Website and app data records:
· · · ·

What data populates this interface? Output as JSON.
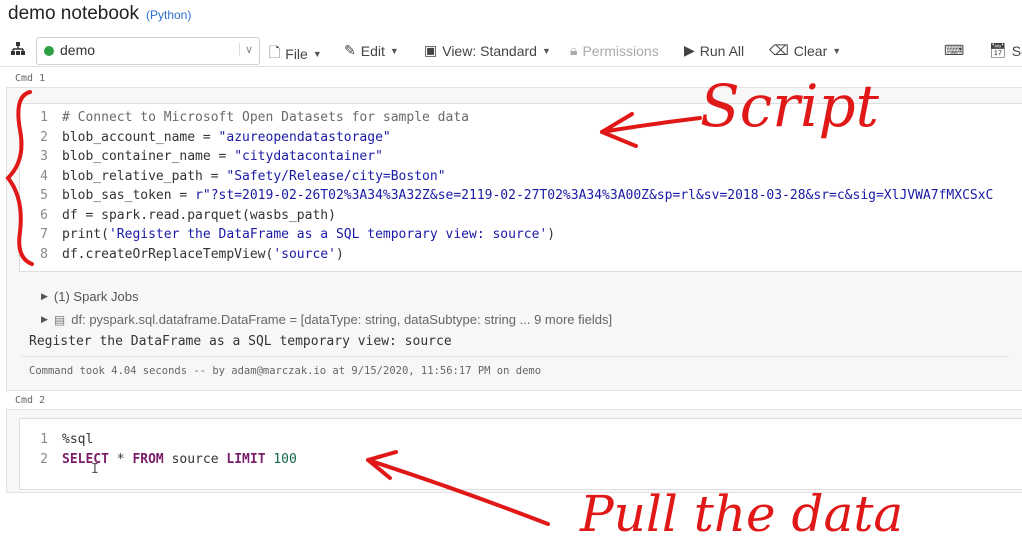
{
  "notebook": {
    "title": "demo notebook",
    "language": "(Python)"
  },
  "toolbar": {
    "cluster": "demo",
    "file": "File",
    "edit": "Edit",
    "view": "View: Standard",
    "permissions": "Permissions",
    "run_all": "Run All",
    "clear": "Clear",
    "schedule": "Sc"
  },
  "cells": [
    {
      "label": "Cmd 1",
      "lines": [
        {
          "n": "1",
          "parts": [
            {
              "t": "# Connect to Microsoft Open Datasets for sample data",
              "c": "com"
            }
          ]
        },
        {
          "n": "2",
          "parts": [
            {
              "t": "blob_account_name = "
            },
            {
              "t": "\"azureopendatastorage\"",
              "c": "str"
            }
          ]
        },
        {
          "n": "3",
          "parts": [
            {
              "t": "blob_container_name = "
            },
            {
              "t": "\"citydatacontainer\"",
              "c": "str"
            }
          ]
        },
        {
          "n": "4",
          "parts": [
            {
              "t": "blob_relative_path = "
            },
            {
              "t": "\"Safety/Release/city=Boston\"",
              "c": "str"
            }
          ]
        },
        {
          "n": "5",
          "parts": [
            {
              "t": "blob_sas_token = "
            },
            {
              "t": "r\"?st=2019-02-26T02%3A34%3A32Z&se=2119-02-27T02%3A34%3A00Z&sp=rl&sv=2018-03-28&sr=c&sig=XlJVWA7fMXCSxC",
              "c": "str"
            }
          ]
        },
        {
          "n": "6",
          "parts": [
            {
              "t": "df = spark.read.parquet(wasbs_path)"
            }
          ]
        },
        {
          "n": "7",
          "parts": [
            {
              "t": "print("
            },
            {
              "t": "'Register the DataFrame as a SQL temporary view: source'",
              "c": "str"
            },
            {
              "t": ")"
            }
          ]
        },
        {
          "n": "8",
          "parts": [
            {
              "t": "df.createOrReplaceTempView("
            },
            {
              "t": "'source'",
              "c": "str"
            },
            {
              "t": ")"
            }
          ]
        }
      ],
      "spark_jobs": "(1) Spark Jobs",
      "df_schema": "df:  pyspark.sql.dataframe.DataFrame = [dataType: string, dataSubtype: string ... 9 more fields]",
      "output": "Register the DataFrame as a SQL temporary view: source",
      "timing": "Command took 4.04 seconds -- by adam@marczak.io at 9/15/2020, 11:56:17 PM on demo"
    },
    {
      "label": "Cmd 2",
      "lines": [
        {
          "n": "1",
          "parts": [
            {
              "t": "%sql"
            }
          ]
        },
        {
          "n": "2",
          "parts": [
            {
              "t": "SELECT",
              "c": "kw"
            },
            {
              "t": " * "
            },
            {
              "t": "FROM",
              "c": "kw"
            },
            {
              "t": " source "
            },
            {
              "t": "LIMIT",
              "c": "kw"
            },
            {
              "t": " "
            },
            {
              "t": "100",
              "c": "num"
            }
          ]
        }
      ]
    }
  ],
  "annotations": {
    "script": "Script",
    "pull": "Pull the data",
    "color": "#e01818"
  }
}
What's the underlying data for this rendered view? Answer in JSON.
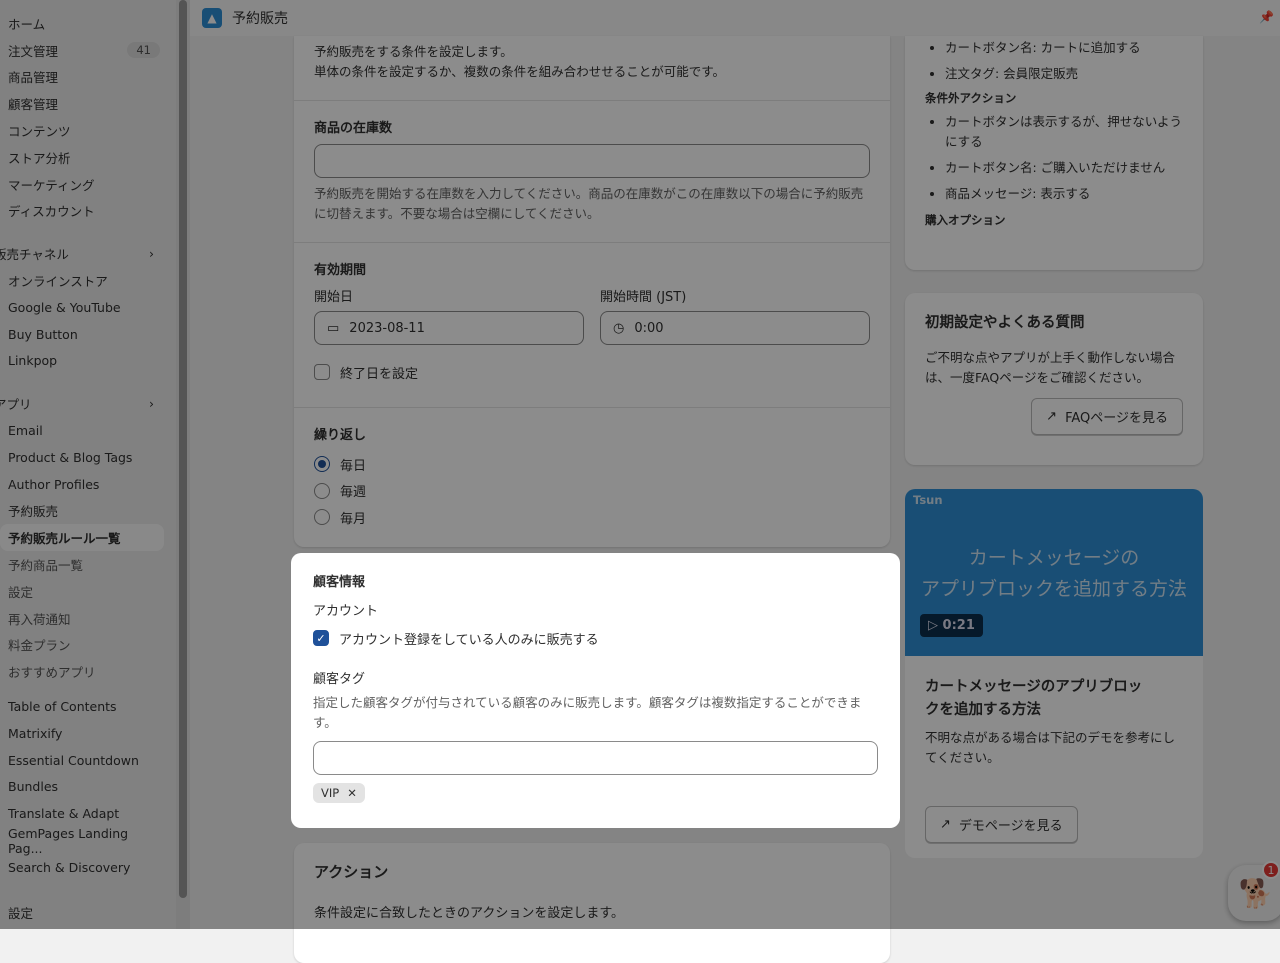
{
  "app": {
    "title": "予約販売"
  },
  "sidebar": {
    "main": [
      {
        "label": "ホーム"
      },
      {
        "label": "注文管理",
        "badge": "41"
      },
      {
        "label": "商品管理"
      },
      {
        "label": "顧客管理"
      },
      {
        "label": "コンテンツ"
      },
      {
        "label": "ストア分析"
      },
      {
        "label": "マーケティング"
      },
      {
        "label": "ディスカウント"
      }
    ],
    "channels_head": "販売チャネル",
    "channels": [
      {
        "label": "オンラインストア"
      },
      {
        "label": "Google & YouTube"
      },
      {
        "label": "Buy Button"
      },
      {
        "label": "Linkpop"
      }
    ],
    "apps_head": "アプリ",
    "apps": [
      {
        "label": "Email"
      },
      {
        "label": "Product & Blog Tags"
      },
      {
        "label": "Author Profiles"
      },
      {
        "label": "予約販売"
      }
    ],
    "app_sub": [
      {
        "label": "予約販売ルール一覧"
      },
      {
        "label": "予約商品一覧"
      },
      {
        "label": "設定"
      },
      {
        "label": "再入荷通知"
      },
      {
        "label": "料金プラン"
      },
      {
        "label": "おすすめアプリ"
      }
    ],
    "more_apps": [
      {
        "label": "Table of Contents"
      },
      {
        "label": "Matrixify"
      },
      {
        "label": "Essential Countdown"
      },
      {
        "label": "Bundles"
      },
      {
        "label": "Translate & Adapt"
      },
      {
        "label": "GemPages Landing Pag..."
      },
      {
        "label": "Search & Discovery"
      }
    ],
    "settings": "設定"
  },
  "conditions": {
    "intro1": "予約販売をする条件を設定します。",
    "intro2": "単体の条件を設定するか、複数の条件を組み合わせせることが可能です。",
    "stock": {
      "title": "商品の在庫数",
      "value": "",
      "help": "予約販売を開始する在庫数を入力してください。商品の在庫数がこの在庫数以下の場合に予約販売に切替えます。不要な場合は空欄にしてください。"
    },
    "period": {
      "title": "有効期間",
      "start_date_label": "開始日",
      "start_date": "2023-08-11",
      "start_time_label": "開始時間 (JST)",
      "start_time": "0:00",
      "end_label": "終了日を設定",
      "end_checked": false
    },
    "repeat": {
      "title": "繰り返し",
      "options": [
        "毎日",
        "毎週",
        "毎月"
      ],
      "selected": "毎日"
    }
  },
  "customer": {
    "title": "顧客情報",
    "account_label": "アカウント",
    "account_checkbox": "アカウント登録をしている人のみに販売する",
    "account_checked": true,
    "tag_label": "顧客タグ",
    "tag_help": "指定した顧客タグが付与されている顧客のみに販売します。顧客タグは複数指定することができます。",
    "tag_value": "",
    "tags": [
      "VIP"
    ]
  },
  "action": {
    "title": "アクション",
    "desc": "条件設定に合致したときのアクションを設定します。"
  },
  "summary": {
    "items1": [
      "カートボタン名: カートに追加する",
      "注文タグ: 会員限定販売"
    ],
    "out_head": "条件外アクション",
    "items2": [
      "カートボタンは表示するが、押せないようにする",
      "カートボタン名: ご購入いただけません",
      "商品メッセージ: 表示する"
    ],
    "purchase_head": "購入オプション"
  },
  "faq": {
    "title": "初期設定やよくある質問",
    "desc": "ご不明な点やアプリが上手く動作しない場合は、一度FAQページをご確認ください。",
    "button": "FAQページを見る"
  },
  "video": {
    "brand": "Tsun",
    "line1": "カートメッセージの",
    "line2": "アプリブロックを追加する方法",
    "duration": "0:21",
    "title": "カートメッセージのアプリブロックを追加する方法",
    "desc": "不明な点がある場合は下記のデモを参考にしてください。",
    "button": "デモページを見る"
  },
  "chat": {
    "badge": "1"
  },
  "colors": {
    "accent": "#1f5199",
    "video_bg": "#2e8fd6"
  }
}
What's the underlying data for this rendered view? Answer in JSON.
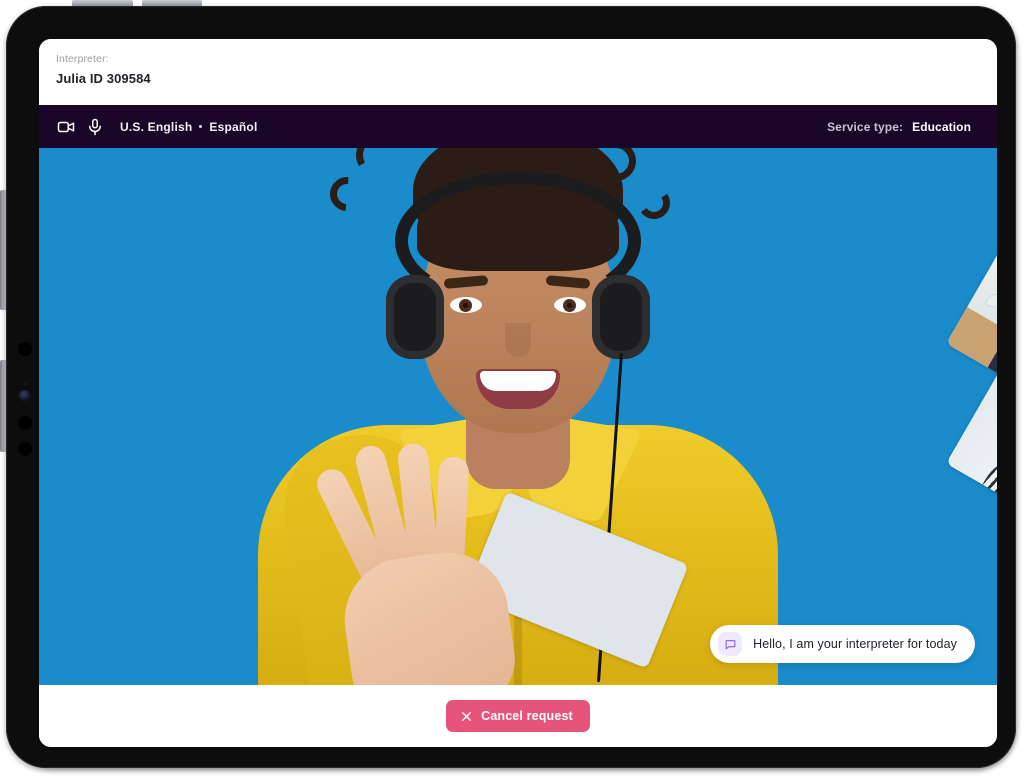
{
  "header": {
    "label": "Interpreter:",
    "value": "Julia ID 309584"
  },
  "toolbar": {
    "video_icon": "video-camera-icon",
    "mic_icon": "microphone-icon",
    "language_from": "U.S. English",
    "language_separator": "•",
    "language_to": "Español",
    "service_type_label": "Service type:",
    "service_type_value": "Education",
    "background_color": "#1b0528"
  },
  "stage": {
    "background_color": "#1a8ccb",
    "main_participant": "interpreter-waving-headphones",
    "thumbnails": [
      {
        "name": "participant-thumbnail-man-waving"
      },
      {
        "name": "participant-thumbnail-woman-smiling"
      }
    ]
  },
  "chat": {
    "icon": "speech-bubble-icon",
    "message": "Hello, I am your interpreter for today",
    "icon_color": "#8b5cf6",
    "icon_bg_color": "#f0e8fb"
  },
  "bottom": {
    "cancel_icon": "close-x-icon",
    "cancel_label": "Cancel request",
    "cancel_color": "#e65579"
  }
}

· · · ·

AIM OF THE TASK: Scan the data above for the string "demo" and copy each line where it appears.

ANSWER TO THIS EXERCISE:
    "title": "demo notebook",
    "cluster": "demo",
      "timing": "Command took 4.04 seconds -- by adam@marczak.io at 9/15/2020, 11:56:17 PM on demo"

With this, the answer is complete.